EXERCISE MATERIALS:
::::::::::

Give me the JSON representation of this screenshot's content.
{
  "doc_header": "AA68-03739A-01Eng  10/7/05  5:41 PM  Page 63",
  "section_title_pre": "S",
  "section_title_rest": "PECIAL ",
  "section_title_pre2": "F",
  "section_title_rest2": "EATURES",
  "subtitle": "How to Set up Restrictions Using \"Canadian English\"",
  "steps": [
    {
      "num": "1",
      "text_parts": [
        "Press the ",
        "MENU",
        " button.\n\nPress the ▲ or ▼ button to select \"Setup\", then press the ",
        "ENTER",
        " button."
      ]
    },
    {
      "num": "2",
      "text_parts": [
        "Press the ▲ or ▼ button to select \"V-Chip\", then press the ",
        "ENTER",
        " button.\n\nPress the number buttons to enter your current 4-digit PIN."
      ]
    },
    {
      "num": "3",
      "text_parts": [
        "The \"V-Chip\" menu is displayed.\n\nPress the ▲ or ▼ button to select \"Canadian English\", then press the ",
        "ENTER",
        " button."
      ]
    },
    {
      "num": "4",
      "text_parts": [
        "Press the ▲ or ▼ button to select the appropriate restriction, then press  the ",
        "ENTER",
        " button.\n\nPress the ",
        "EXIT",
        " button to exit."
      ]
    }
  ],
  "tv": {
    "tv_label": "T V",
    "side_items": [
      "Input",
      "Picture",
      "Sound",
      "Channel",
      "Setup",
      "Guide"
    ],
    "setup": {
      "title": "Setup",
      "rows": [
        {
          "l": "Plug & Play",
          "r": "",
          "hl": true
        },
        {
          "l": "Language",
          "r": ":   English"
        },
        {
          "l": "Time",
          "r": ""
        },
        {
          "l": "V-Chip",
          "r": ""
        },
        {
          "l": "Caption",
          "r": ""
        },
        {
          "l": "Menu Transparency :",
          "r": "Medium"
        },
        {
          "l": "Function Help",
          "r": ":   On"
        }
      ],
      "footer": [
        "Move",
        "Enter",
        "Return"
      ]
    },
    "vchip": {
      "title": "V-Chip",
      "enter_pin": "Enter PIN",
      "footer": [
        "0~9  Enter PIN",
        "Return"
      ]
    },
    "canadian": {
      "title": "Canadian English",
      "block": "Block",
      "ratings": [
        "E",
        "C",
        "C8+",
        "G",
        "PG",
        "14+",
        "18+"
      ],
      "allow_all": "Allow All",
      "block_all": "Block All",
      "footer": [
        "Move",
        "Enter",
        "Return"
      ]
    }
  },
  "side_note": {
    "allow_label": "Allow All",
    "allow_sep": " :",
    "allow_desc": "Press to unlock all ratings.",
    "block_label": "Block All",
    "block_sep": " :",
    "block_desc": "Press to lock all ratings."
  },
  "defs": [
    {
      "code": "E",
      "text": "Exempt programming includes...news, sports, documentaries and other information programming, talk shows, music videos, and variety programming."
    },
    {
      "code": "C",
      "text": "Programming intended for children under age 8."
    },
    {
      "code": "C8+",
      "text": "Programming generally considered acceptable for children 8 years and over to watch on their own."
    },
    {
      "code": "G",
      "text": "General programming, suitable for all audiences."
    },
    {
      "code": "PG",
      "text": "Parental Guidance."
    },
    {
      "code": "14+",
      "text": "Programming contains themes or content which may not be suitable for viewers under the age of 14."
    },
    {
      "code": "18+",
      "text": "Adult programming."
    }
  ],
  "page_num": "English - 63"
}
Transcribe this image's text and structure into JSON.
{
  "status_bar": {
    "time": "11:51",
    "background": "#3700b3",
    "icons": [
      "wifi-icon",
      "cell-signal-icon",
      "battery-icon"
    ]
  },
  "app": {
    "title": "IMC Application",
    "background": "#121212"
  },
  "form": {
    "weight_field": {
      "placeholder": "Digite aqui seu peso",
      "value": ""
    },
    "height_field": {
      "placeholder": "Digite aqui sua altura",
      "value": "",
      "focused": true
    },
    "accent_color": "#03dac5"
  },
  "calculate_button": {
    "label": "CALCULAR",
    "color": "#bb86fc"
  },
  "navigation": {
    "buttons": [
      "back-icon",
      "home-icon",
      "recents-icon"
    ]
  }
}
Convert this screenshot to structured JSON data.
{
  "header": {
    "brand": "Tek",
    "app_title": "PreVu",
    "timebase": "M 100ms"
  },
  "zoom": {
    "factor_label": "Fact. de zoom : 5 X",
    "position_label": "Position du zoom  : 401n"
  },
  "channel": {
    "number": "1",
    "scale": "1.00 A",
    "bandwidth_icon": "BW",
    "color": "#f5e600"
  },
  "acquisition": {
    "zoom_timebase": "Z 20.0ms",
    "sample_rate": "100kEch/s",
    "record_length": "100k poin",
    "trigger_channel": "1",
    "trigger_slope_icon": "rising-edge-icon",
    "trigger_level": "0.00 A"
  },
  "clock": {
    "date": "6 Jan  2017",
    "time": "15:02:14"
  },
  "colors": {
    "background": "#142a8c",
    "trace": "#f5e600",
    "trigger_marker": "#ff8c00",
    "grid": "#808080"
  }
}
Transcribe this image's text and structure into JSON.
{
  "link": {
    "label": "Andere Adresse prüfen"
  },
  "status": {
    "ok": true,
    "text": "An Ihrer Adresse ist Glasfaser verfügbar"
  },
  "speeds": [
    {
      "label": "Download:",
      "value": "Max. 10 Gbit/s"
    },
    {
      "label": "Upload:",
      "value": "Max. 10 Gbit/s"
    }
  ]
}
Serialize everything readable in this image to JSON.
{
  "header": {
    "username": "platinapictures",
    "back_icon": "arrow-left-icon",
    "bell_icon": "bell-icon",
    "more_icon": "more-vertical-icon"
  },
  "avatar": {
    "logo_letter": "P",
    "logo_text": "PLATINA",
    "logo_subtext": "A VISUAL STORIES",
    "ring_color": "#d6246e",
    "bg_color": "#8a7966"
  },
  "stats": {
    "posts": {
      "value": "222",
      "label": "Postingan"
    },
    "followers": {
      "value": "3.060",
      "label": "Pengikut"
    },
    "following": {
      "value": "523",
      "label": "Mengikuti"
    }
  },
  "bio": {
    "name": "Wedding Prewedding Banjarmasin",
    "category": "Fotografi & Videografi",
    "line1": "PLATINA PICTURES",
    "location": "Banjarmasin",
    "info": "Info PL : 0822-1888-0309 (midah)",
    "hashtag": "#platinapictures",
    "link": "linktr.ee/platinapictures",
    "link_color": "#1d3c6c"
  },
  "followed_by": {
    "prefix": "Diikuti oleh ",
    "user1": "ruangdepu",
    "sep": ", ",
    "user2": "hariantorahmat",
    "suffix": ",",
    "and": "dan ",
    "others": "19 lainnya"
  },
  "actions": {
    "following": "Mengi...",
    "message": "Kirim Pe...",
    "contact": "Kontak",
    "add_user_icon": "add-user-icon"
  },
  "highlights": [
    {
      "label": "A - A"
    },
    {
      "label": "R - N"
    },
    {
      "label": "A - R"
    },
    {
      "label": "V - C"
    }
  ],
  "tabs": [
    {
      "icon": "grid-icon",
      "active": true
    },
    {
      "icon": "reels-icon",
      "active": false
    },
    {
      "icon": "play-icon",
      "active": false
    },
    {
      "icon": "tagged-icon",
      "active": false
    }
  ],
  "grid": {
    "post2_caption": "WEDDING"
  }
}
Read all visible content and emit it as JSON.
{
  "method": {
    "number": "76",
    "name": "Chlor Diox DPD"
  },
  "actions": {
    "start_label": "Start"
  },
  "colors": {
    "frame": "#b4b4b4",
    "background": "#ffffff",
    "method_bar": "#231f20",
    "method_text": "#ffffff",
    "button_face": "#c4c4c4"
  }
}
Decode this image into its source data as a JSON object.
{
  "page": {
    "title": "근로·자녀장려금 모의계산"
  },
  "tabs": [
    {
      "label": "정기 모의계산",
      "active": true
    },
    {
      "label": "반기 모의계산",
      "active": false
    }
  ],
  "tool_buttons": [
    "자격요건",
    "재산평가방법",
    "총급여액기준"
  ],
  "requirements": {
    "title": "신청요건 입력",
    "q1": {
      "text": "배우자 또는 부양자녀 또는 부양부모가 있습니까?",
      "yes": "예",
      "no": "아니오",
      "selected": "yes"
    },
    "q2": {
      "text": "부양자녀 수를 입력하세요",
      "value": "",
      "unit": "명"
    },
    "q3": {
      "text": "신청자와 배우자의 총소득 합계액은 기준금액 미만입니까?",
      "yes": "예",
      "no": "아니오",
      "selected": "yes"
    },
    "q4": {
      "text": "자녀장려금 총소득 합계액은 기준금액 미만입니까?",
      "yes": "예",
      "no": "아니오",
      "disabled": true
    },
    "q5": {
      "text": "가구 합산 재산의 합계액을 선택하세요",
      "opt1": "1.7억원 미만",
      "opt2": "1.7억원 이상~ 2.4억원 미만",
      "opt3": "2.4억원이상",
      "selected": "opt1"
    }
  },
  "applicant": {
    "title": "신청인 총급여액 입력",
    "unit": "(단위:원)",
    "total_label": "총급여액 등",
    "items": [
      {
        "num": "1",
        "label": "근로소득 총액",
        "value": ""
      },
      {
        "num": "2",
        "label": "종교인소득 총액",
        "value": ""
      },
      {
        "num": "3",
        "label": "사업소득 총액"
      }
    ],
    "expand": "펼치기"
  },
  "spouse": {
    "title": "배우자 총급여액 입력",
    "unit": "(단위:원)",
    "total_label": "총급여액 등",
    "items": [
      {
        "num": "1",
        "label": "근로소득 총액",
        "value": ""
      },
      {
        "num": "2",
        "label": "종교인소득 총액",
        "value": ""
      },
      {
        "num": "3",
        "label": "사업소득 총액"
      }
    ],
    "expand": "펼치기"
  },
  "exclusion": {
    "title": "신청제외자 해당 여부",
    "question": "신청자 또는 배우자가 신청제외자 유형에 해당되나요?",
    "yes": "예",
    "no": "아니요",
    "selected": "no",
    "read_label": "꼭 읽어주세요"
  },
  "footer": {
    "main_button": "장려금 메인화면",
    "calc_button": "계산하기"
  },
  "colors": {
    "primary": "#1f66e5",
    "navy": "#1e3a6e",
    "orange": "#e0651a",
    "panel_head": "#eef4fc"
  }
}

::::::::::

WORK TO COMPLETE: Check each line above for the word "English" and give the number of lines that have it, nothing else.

SOLUTION TO THE PROBLEM: 5